You canlower your cholesterol by eating a healthy, balanced diet that's low in saturated fat, exercising regularly , not smoking and cutting down on alcohol.


If you have an unhealthy diet that's high in fat, fatty plaques are much more likely to build up in your arteries. This is because fatty foods contain cholesterol.

There are two types of fat: saturated and unsaturated. You should avoid foods containing saturated fats, as they will increase the levels of "bad cholesterol"(low-density lipoprotein, or LDL) in your blood.

Foods high in saturated fat include:

  • meat pies
  • sausages and fatty cuts of meat
  • butter
  • ghee a type of butter often used in Indian cooking
  • lard
  • cream
  • hard cheese
  • cakes and biscuits
  • food that contains coconut or palm oil

However, it's not healthy to completely cut out all types of fat from your diet.

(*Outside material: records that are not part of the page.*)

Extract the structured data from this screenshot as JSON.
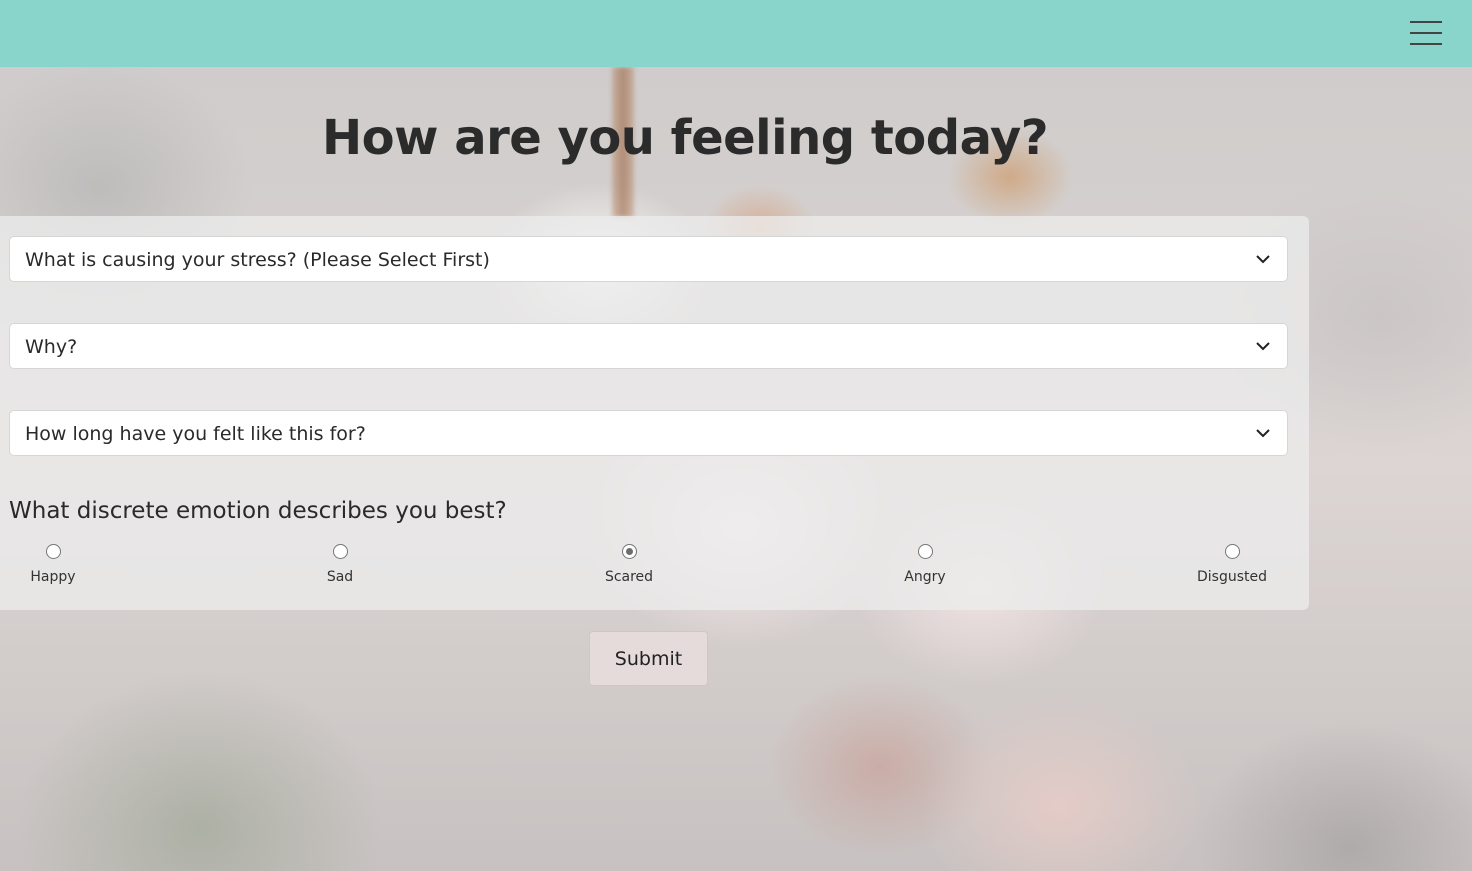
{
  "page": {
    "title": "How are you feeling today?"
  },
  "header": {
    "menu_icon": "hamburger-menu-icon",
    "background_color": "#89d4cb"
  },
  "form": {
    "selects": [
      {
        "value": "What is causing your stress? (Please Select First)",
        "icon": "chevron-down-icon"
      },
      {
        "value": "Why?",
        "icon": "chevron-down-icon"
      },
      {
        "value": "How long have you felt like this for?",
        "icon": "chevron-down-icon"
      }
    ],
    "emotion_question": "What discrete emotion describes you best?",
    "emotions": [
      {
        "label": "Happy",
        "checked": false
      },
      {
        "label": "Sad",
        "checked": false
      },
      {
        "label": "Scared",
        "checked": true
      },
      {
        "label": "Angry",
        "checked": false
      },
      {
        "label": "Disgusted",
        "checked": false
      }
    ],
    "submit_label": "Submit"
  }
}
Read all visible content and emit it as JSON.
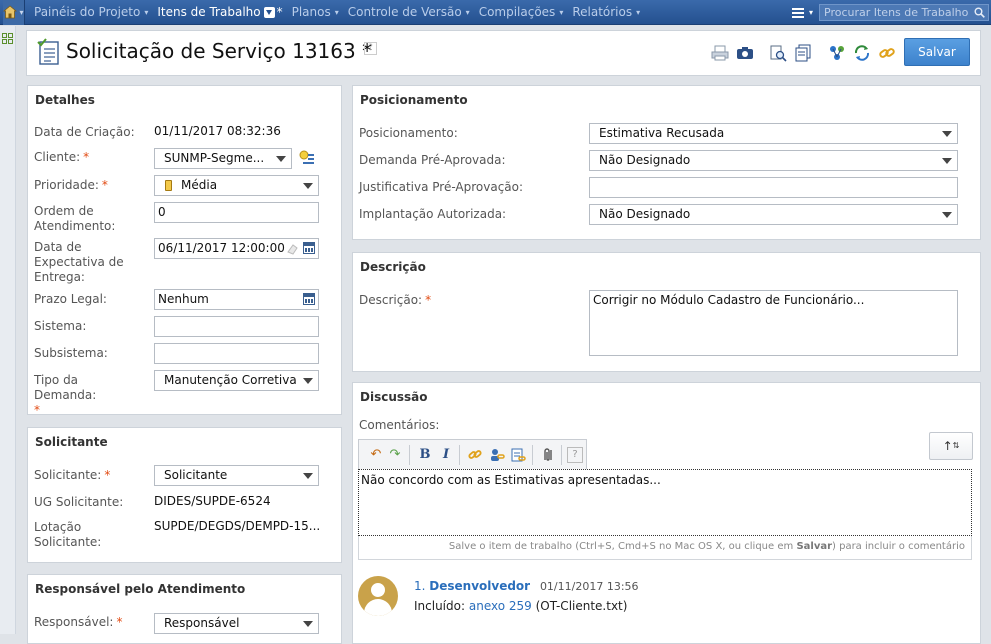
{
  "nav": {
    "items": [
      {
        "label": "Painéis do Projeto"
      },
      {
        "label": "Itens de Trabalho",
        "modified": "*"
      },
      {
        "label": "Planos"
      },
      {
        "label": "Controle de Versão"
      },
      {
        "label": "Compilações"
      },
      {
        "label": "Relatórios"
      }
    ],
    "search_placeholder": "Procurar Itens de Trabalho"
  },
  "header": {
    "title": "Solicitação de Serviço 13163 *",
    "help": "?",
    "save_label": "Salvar"
  },
  "detalhes": {
    "title": "Detalhes",
    "data_criacao_label": "Data de Criação:",
    "data_criacao_value": "01/11/2017 08:32:36",
    "cliente_label": "Cliente:",
    "cliente_value": "SUNMP-Segme...",
    "prioridade_label": "Prioridade:",
    "prioridade_value": "Média",
    "ordem_label": "Ordem de Atendimento:",
    "ordem_value": "0",
    "data_expectativa_label": "Data de Expectativa de Entrega:",
    "data_expectativa_value": "06/11/2017 12:00:00",
    "prazo_label": "Prazo Legal:",
    "prazo_value": "Nenhum",
    "sistema_label": "Sistema:",
    "sistema_value": "",
    "subsistema_label": "Subsistema:",
    "subsistema_value": "",
    "tipo_label": "Tipo da Demanda:",
    "tipo_value": "Manutenção Corretiva",
    "required_mark": "*"
  },
  "solicitante": {
    "title": "Solicitante",
    "solicitante_label": "Solicitante:",
    "solicitante_value": "Solicitante",
    "ug_label": "UG Solicitante:",
    "ug_value": "DIDES/SUPDE-6524",
    "lotacao_label": "Lotação Solicitante:",
    "lotacao_value": "SUPDE/DEGDS/DEMPD-15..."
  },
  "responsavel": {
    "title": "Responsável pelo Atendimento",
    "responsavel_label": "Responsável:",
    "responsavel_value": "Responsável"
  },
  "posicionamento": {
    "title": "Posicionamento",
    "pos_label": "Posicionamento:",
    "pos_value": "Estimativa Recusada",
    "demanda_label": "Demanda Pré-Aprovada:",
    "demanda_value": "Não Designado",
    "justificativa_label": "Justificativa Pré-Aprovação:",
    "justificativa_value": "",
    "implantacao_label": "Implantação Autorizada:",
    "implantacao_value": "Não Designado"
  },
  "descricao": {
    "title": "Descrição",
    "label": "Descrição:",
    "value": "Corrigir no Módulo Cadastro de Funcionário..."
  },
  "discussao": {
    "title": "Discussão",
    "comentarios_label": "Comentários:",
    "editor_text": "Não concordo com as Estimativas apresentadas...",
    "hint_before": "Salve o item de trabalho (Ctrl+S, Cmd+S no Mac OS X, ou clique em ",
    "hint_bold": "Salvar",
    "hint_after": ") para incluir o comentário",
    "comment": {
      "number": "1.",
      "author": "Desenvolvedor",
      "date": "01/11/2017 13:56",
      "text_prefix": "Incluído:",
      "attachment_link": "anexo 259",
      "attachment_name": "(OT-Cliente.txt)"
    }
  },
  "colors": {
    "nav_bg": "#2b5797",
    "save_button": "#4a90d9",
    "required": "#e24b13",
    "link": "#2a6ebb"
  }
}
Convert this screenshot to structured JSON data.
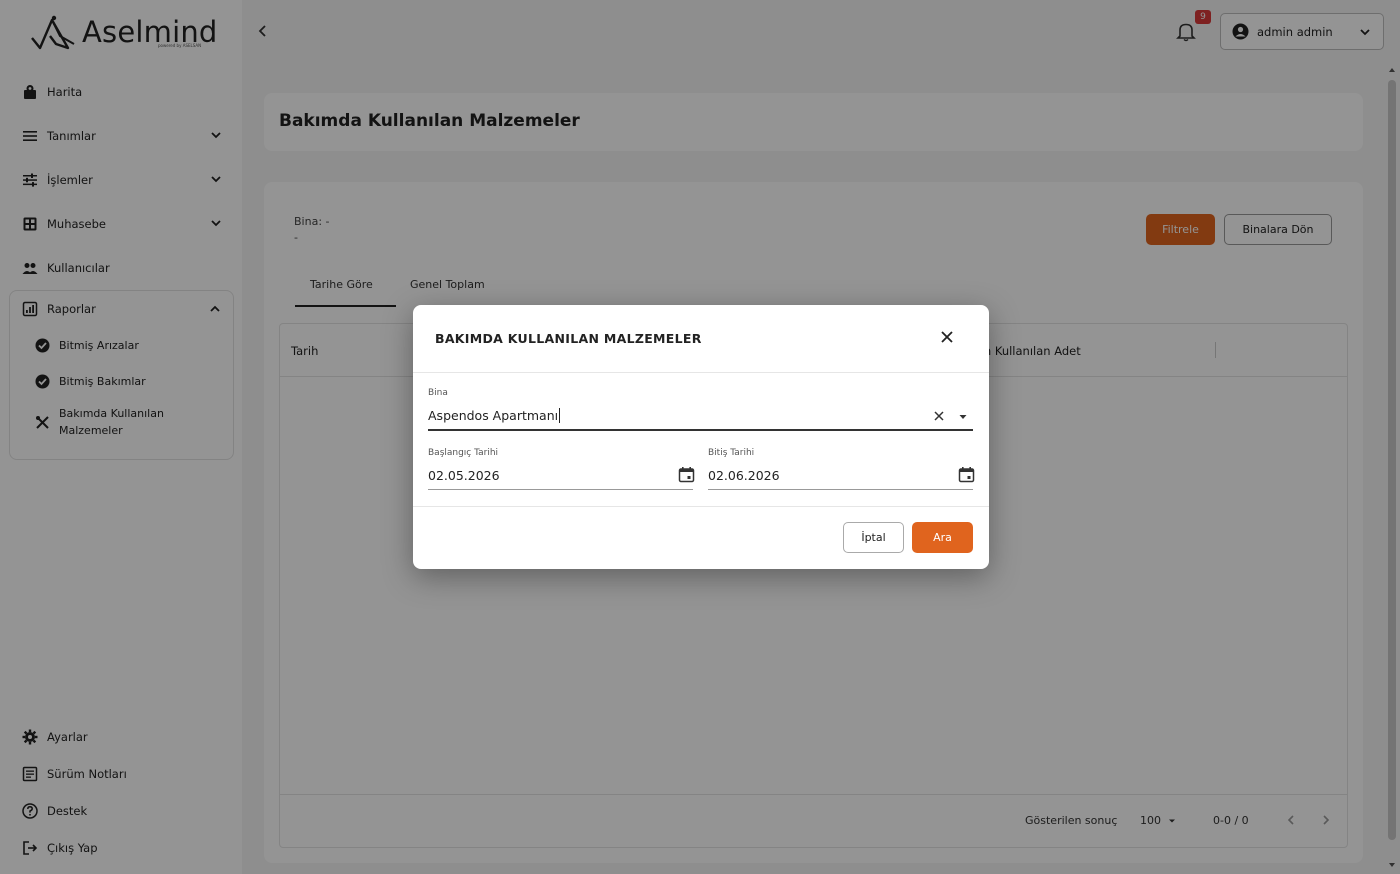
{
  "app": {
    "logo_text": "Aselmind",
    "logo_sub": "powered by ASELSAN"
  },
  "sidebar": {
    "items": [
      {
        "label": "Harita",
        "icon": "map-pin-icon",
        "expandable": false
      },
      {
        "label": "Tanımlar",
        "icon": "list-icon",
        "expandable": true
      },
      {
        "label": "İşlemler",
        "icon": "sliders-icon",
        "expandable": true
      },
      {
        "label": "Muhasebe",
        "icon": "calculator-icon",
        "expandable": true
      },
      {
        "label": "Kullanıcılar",
        "icon": "users-icon",
        "expandable": false
      }
    ],
    "reports": {
      "label": "Raporlar",
      "icon": "report-icon",
      "expanded": true,
      "subitems": [
        {
          "label": "Bitmiş Arızalar",
          "icon": "check-circle-icon"
        },
        {
          "label": "Bitmiş Bakımlar",
          "icon": "check-circle-icon"
        },
        {
          "label_line1": "Bakımda Kullanılan",
          "label_line2": "Malzemeler",
          "icon": "tools-icon"
        }
      ]
    },
    "bottom_items": [
      {
        "label": "Ayarlar",
        "icon": "gear-icon"
      },
      {
        "label": "Sürüm Notları",
        "icon": "notes-icon"
      },
      {
        "label": "Destek",
        "icon": "help-icon"
      },
      {
        "label": "Çıkış Yap",
        "icon": "logout-icon"
      }
    ]
  },
  "topbar": {
    "notification_count": "9",
    "user_label": "admin admin"
  },
  "page": {
    "title": "Bakımda Kullanılan Malzemeler",
    "bina_label": "Bina: -",
    "bina_value": "-",
    "filter_button": "Filtrele",
    "back_button": "Binalara Dön",
    "tabs": [
      "Tarihe Göre",
      "Genel Toplam"
    ],
    "active_tab": 0,
    "table": {
      "columns": [
        "Tarih",
        "Bakımda Kullanılan Adet"
      ],
      "visible_header_right": "m Kullanılan Adet",
      "rows": []
    },
    "paginator": {
      "label": "Gösterilen sonuç",
      "page_size": "100",
      "range": "0-0 / 0"
    }
  },
  "dialog": {
    "title": "BAKIMDA KULLANILAN MALZEMELER",
    "bina": {
      "label": "Bina",
      "value": "Aspendos Apartmanı"
    },
    "start_date": {
      "label": "Başlangıç Tarihi",
      "value": "02.05.2026"
    },
    "end_date": {
      "label": "Bitiş Tarihi",
      "value": "02.06.2026"
    },
    "cancel_button": "İptal",
    "search_button": "Ara"
  },
  "colors": {
    "accent": "#e0641e",
    "badge": "#d93a3a",
    "overlay": "rgba(0,0,0,0.42)"
  }
}
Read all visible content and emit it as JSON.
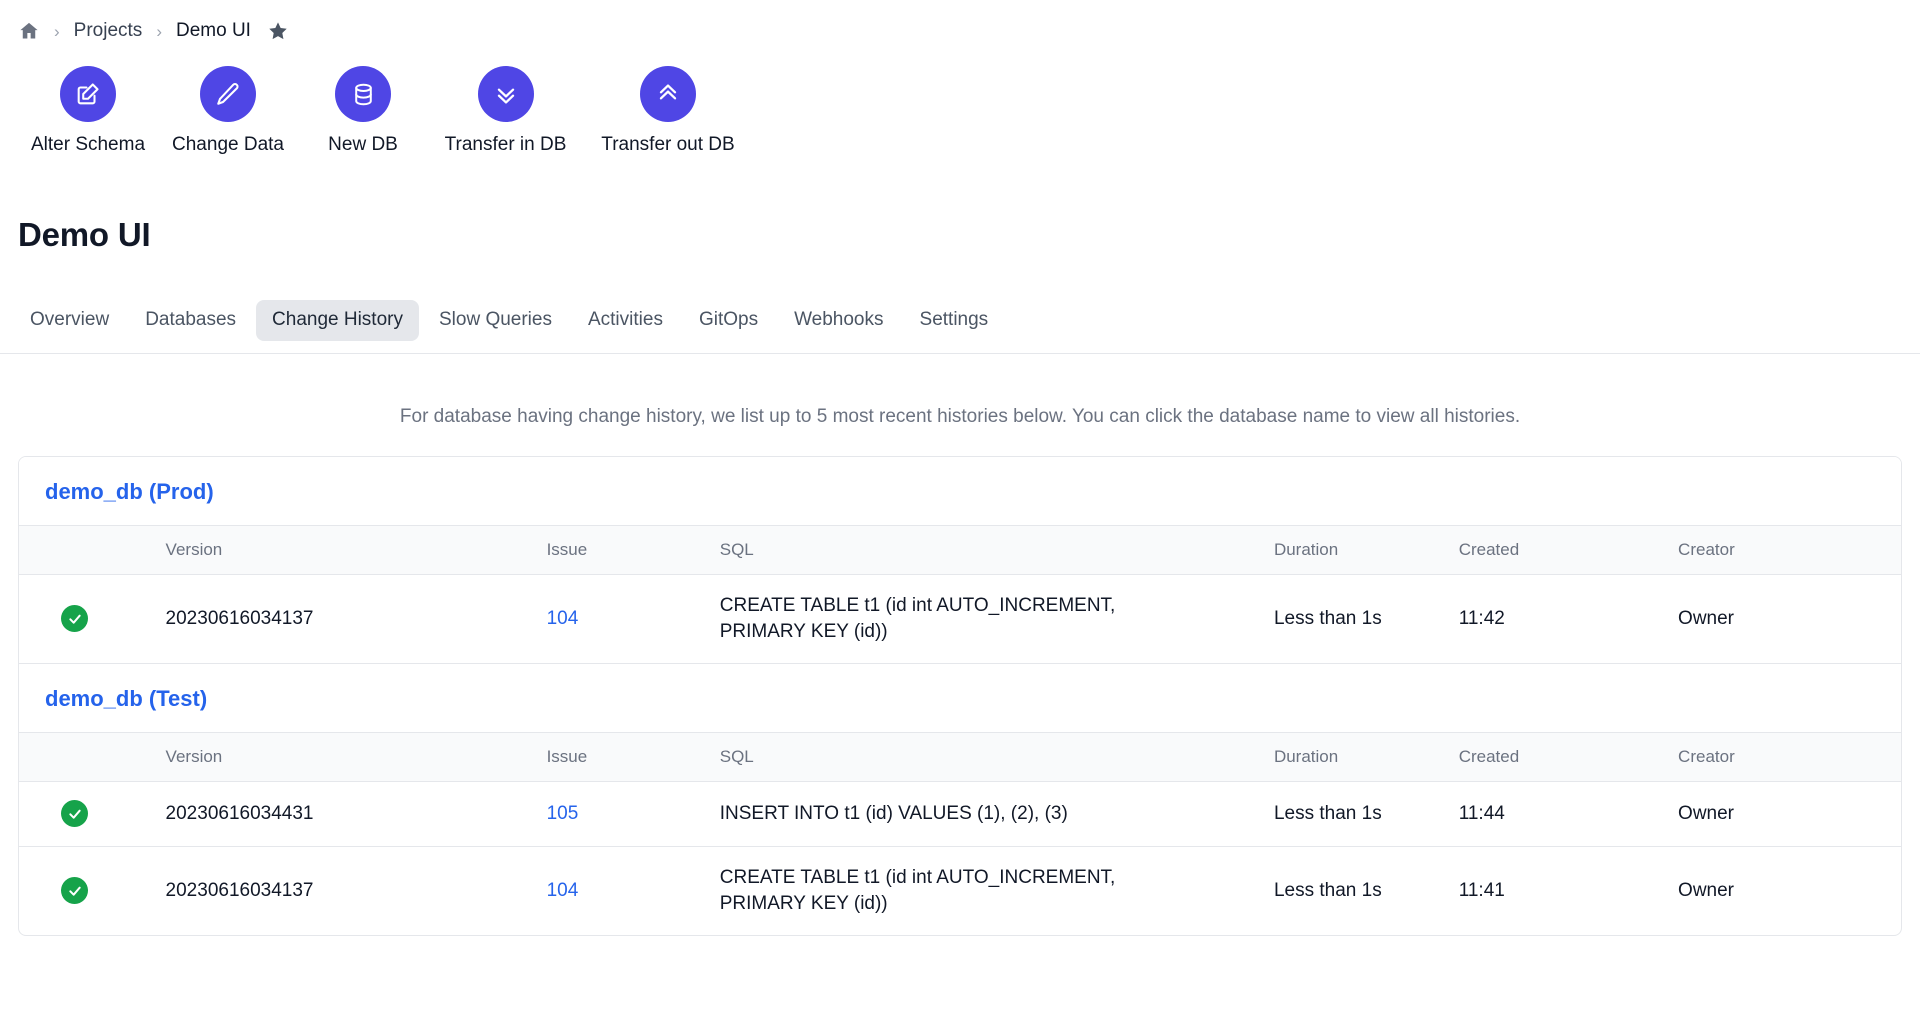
{
  "breadcrumb": {
    "home_icon": "home-icon",
    "separator": "›",
    "projects_label": "Projects",
    "current_label": "Demo UI",
    "star_icon": "star-icon"
  },
  "quick_actions": [
    {
      "label": "Alter Schema",
      "icon": "edit-square-icon"
    },
    {
      "label": "Change Data",
      "icon": "pencil-icon"
    },
    {
      "label": "New DB",
      "icon": "database-icon"
    },
    {
      "label": "Transfer in DB",
      "icon": "chevron-double-down-icon"
    },
    {
      "label": "Transfer out DB",
      "icon": "chevron-double-up-icon"
    }
  ],
  "page": {
    "title": "Demo UI",
    "description": "For database having change history, we list up to 5 most recent histories below. You can click the database name to view all histories."
  },
  "tabs": [
    {
      "label": "Overview",
      "active": false
    },
    {
      "label": "Databases",
      "active": false
    },
    {
      "label": "Change History",
      "active": true
    },
    {
      "label": "Slow Queries",
      "active": false
    },
    {
      "label": "Activities",
      "active": false
    },
    {
      "label": "GitOps",
      "active": false
    },
    {
      "label": "Webhooks",
      "active": false
    },
    {
      "label": "Settings",
      "active": false
    }
  ],
  "columns": [
    "Version",
    "Issue",
    "SQL",
    "Duration",
    "Created",
    "Creator"
  ],
  "sections": [
    {
      "db_name": "demo_db (Prod)",
      "rows": [
        {
          "status": "success",
          "version": "20230616034137",
          "issue": "104",
          "sql": "CREATE TABLE t1 (id int AUTO_INCREMENT,\nPRIMARY KEY (id))",
          "duration": "Less than 1s",
          "created": "11:42",
          "creator": "Owner"
        }
      ]
    },
    {
      "db_name": "demo_db (Test)",
      "rows": [
        {
          "status": "success",
          "version": "20230616034431",
          "issue": "105",
          "sql": "INSERT INTO t1 (id) VALUES (1), (2), (3)",
          "duration": "Less than 1s",
          "created": "11:44",
          "creator": "Owner"
        },
        {
          "status": "success",
          "version": "20230616034137",
          "issue": "104",
          "sql": "CREATE TABLE t1 (id int AUTO_INCREMENT,\nPRIMARY KEY (id))",
          "duration": "Less than 1s",
          "created": "11:41",
          "creator": "Owner"
        }
      ]
    }
  ],
  "colors": {
    "accent": "#4f46e5",
    "link": "#2563eb",
    "success": "#16a34a",
    "tab_active_bg": "#e5e7eb",
    "border": "#e5e7eb"
  }
}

It's important to replace saturated fats with unsaturated fats they've been shown to increase levels of "good cholesterol" (high-density lipoprotein, or HDL) and reduce any blockage in your arteries.

Foods that are high in unsaturated fat include:

  • oily fishsuch as mackerel, salmon and tuna
  • avocados
  • nuts and seeds
  • sunflower, rapeseed and olive oil

Read the facts about fat and how to eat less saturated fat for more information.

A low-fat diet including lots of fibre, such as wholegrain rice, bread and pasta, and plenty of fruit and vegetables has also been shown to help lower cholesterol.

Fruit and vegetablesare full of vitamins, minerals and fibre, and help keep your body in good condition. Aim to eat five 80g portions of fruit and vegetables every day .

This meanssmoking is a major risk factor for both Myocardial infarction and strokes .

If you decide to stop smoking,your GP can refer you to an NHS Stop Smoking Service , which will provide you with dedicated help and advice about the best ways to give up smoking.

You can also call the NHS Stop Smoking Helpline on 0300 123 1044 (England only). The specially trained helpline staff can offer you free expert advice and encouragement.

If you're committed to giving up smoking but don't want to be referred to a stop smoking service, your GP should be able to prescribe medical treatment to help with any withdrawal symptoms you may experience after giving up.

Walking , swimming and cycling are good examples of this type of exercise.

and the physical activityguidelinesfor older adults (aged 65 and over) .

Content supplied by the NHS Website

Medically Reviewed by a doctor on 28 Nov 2016